• _Records provided_
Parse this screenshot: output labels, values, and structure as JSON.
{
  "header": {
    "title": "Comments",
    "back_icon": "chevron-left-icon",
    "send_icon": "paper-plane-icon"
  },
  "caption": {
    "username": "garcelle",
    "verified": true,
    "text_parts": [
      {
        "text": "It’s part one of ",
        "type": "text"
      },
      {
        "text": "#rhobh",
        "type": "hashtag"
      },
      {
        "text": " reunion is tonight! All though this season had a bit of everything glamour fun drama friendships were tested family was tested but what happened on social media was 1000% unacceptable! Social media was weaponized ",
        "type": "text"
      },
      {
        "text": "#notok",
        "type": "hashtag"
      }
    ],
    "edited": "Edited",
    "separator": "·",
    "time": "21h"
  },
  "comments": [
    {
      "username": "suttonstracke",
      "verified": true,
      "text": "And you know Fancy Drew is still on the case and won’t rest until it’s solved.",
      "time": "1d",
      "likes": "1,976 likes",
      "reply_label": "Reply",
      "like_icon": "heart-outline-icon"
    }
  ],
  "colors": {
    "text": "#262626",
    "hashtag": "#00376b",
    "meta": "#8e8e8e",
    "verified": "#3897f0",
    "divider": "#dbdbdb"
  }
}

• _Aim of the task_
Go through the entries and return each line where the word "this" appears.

• _Problem solution_
Parse this screenshot: output labels, values, and structure as JSON.
        "text": " reunion is tonight! All though this season had a bit of everything glamour fun drama friendships were tested family was tested but what happened on social media was 1000% unacceptable! Social media was weaponized ",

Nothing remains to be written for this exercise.